|System: X360, PS3||Review Rating Legend|
|Dev: EA Tiburon||1.0 - 1.9 = Avoid||4.0 - 4.4 = Great|
|Pub: EA Sports||2.0 - 2.4 = Poor||4.5 - 4.9 = Must Buy|
|Release: Aug. 14, 2009||2.5 - 2.9 = Average||5.0 = The Best|
|Players: 1-4||3.0 - 3.4 = Fair|
|ESRB Rating: Everyone||3.5 - 3.9 = Good|
by Jonathan Marx
Another year, another Madden. That seems to be the mantra surrounding the franchise. Every year EA puts out an excellent football offering, but never does the series breakout of its well-trodden conventions. Of course you know what they say, if ain't broke Still, there are enough additions and refinements in Madden NFL 10 to make it the best entry to date - maybe not by a long shot, but the best nonetheless. A big reason for this is the development of the much-touted Pro-Tak technology, which certainly lives up to the billing and actually has a significant impact, honing gameplay to an even finer edge. Also, the sheer care that's gone into the creation of the title is readily identifiable throughout.
The graphics are particularly good this year, with even more detail, player-specific animations, realistic crowds, and spot-on gameday ambience. The quick pans to post-play cinematics that capture the emotion of the fans and coaching staff are great, and the slightly out of focus filter applied to crowds actually gives the impression that each individual fan is unique. Also, the pre-game shot of the action outside the stadium brings the feeling of Sunday to life while also getting players ready for the day's weather conditions. Players will be amazed at just how much care has gone in to making this title shine.
There are a couple of things that did annoy me about the presentation this year, however. The new half-time report is far too slow! While I thought it was nice to get the lowdown from across the league during Franchise Mode, I found it to be long and cumbersome whilst playing a pick-up game during Play Now, even though it's actually much shorter than it is in Franchise. Still, I found myself mashing through the shield logo with great consternation when all I wanted to do was return to the game and run back a ball with Hester.

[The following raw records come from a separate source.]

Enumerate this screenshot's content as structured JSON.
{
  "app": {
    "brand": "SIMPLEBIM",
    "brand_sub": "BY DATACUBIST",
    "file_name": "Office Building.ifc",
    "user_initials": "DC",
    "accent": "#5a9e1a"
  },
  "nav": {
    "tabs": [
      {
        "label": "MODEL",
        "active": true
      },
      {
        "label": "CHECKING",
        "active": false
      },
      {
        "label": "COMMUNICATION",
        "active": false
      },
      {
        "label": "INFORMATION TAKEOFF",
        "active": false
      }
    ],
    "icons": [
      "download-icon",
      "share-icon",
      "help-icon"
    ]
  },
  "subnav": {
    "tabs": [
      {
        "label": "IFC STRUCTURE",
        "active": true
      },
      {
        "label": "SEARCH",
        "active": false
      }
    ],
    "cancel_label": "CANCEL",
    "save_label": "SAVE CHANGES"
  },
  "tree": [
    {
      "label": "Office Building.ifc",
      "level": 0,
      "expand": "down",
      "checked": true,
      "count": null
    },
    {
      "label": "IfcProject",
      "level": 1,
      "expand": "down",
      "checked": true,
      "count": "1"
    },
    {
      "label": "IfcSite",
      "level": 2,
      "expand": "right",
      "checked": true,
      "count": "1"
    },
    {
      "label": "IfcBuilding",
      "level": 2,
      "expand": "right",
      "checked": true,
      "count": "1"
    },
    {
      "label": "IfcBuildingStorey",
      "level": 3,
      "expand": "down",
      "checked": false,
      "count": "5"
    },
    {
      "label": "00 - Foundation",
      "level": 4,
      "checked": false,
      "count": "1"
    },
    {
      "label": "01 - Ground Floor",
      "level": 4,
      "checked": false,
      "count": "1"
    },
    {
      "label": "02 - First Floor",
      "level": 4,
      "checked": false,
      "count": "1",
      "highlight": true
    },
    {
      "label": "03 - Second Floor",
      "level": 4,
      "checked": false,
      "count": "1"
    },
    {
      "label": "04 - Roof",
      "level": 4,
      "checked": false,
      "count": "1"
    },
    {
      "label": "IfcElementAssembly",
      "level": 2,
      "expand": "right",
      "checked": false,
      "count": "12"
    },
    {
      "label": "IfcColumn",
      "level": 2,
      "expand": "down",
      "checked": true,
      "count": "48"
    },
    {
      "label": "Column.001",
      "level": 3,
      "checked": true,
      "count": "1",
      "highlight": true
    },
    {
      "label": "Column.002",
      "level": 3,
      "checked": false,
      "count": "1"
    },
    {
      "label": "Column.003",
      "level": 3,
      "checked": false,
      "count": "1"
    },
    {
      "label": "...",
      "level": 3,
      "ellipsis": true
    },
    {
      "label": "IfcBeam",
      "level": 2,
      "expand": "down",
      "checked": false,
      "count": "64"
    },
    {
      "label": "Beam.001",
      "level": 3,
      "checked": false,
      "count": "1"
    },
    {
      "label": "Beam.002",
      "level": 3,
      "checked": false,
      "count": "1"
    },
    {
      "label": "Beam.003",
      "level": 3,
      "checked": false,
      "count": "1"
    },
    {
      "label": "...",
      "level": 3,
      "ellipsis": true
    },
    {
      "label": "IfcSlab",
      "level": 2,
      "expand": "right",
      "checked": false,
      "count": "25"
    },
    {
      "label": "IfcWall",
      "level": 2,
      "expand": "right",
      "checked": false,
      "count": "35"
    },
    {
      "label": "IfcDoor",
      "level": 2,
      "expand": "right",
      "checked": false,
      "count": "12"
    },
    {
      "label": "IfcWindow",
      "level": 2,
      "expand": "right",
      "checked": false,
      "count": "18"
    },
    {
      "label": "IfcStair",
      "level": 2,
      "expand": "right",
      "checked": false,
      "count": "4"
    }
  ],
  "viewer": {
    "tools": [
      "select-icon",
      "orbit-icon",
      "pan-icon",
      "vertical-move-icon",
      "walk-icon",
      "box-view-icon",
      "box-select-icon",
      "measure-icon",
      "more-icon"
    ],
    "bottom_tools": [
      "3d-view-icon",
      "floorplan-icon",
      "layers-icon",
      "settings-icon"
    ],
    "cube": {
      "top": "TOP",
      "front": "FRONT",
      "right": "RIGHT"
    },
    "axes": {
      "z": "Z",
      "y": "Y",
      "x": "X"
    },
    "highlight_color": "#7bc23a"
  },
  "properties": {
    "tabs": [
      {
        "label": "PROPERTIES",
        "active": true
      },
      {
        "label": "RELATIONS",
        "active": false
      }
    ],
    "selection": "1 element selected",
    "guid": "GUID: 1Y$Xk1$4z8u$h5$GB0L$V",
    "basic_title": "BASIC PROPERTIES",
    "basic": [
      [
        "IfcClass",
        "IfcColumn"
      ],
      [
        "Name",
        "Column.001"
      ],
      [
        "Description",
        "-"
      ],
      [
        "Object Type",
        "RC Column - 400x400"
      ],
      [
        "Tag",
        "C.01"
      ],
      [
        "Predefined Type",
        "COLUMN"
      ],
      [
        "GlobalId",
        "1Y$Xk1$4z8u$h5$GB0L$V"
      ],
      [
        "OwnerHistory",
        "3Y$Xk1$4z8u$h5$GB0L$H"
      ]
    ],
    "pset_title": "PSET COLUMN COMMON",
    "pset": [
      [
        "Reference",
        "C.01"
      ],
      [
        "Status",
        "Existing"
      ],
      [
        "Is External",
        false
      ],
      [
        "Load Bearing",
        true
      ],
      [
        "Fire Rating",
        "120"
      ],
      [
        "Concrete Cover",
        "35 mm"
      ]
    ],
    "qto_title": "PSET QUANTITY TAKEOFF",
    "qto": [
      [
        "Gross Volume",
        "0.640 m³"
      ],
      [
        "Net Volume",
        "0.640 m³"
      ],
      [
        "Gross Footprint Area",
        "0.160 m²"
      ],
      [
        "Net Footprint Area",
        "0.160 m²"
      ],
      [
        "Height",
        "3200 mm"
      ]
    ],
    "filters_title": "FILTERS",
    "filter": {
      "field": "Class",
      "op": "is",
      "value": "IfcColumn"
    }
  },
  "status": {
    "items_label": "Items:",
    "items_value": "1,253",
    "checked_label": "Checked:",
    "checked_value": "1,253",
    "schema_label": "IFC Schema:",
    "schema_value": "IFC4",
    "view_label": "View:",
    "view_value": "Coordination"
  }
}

The second problem concerned the voice work. Naturally, John Madden and Cris Collinsworth are perfect, but the duo of Fran Charles and Alex Flanagan, during The Extra Point Show featured in Franchise Mode and during half-time, need a lot of work. In fact, I'd rather they weren't asked back to camp next year. Fortunately, the soundtrack selection seems to make up for it. The mix of solid rock bands with just a pinch of quality hip hop is definitely pleasing to the ears.
Without a doubt, Madden NFL 10 features the best reactive animations in any sports game ever made. Not only do key players move in ways reminiscent of their playing styles, but gang tackles, stiff arms, hurdles, jukes, big hits, blocks, contact over the middle, etc. all look astoundingly fluid and realistic. I never had a problem with players getting stuck in clunky animations - the action on the field always seems to play out exactly how it should.
This is all thanks to the great lengths Tiburon went to while creating their new Pro-Tak animation technology. If you haven't been keeping tabs on this development, know that it takes the speed, weight, and angle of approach of up to nine players at a time into account. That means pileups, scrums, and gang tackles are finally possible and realistically rendered. This technology also has a massive impact on the action at the line of scrimmage.
To me, offensive linemen have always been more or less a wall to try and outmaneuver in previous Madden titles. As such, I've always been partial to making a defensive impact with linebackers and corners in order to get around the obstacle. This year, that's all changed. Selecting defensive lineman and getting a good push with them makes closing gaps to protect against the run a breeze. On the other side of the ball, countering the competition's defense is also natural. Though holes don't readily open up for backs, an honest to god pocket will form around your QB within which you can step up and wait for your receivers to actually progress through their routes in order to pick apart the secondary.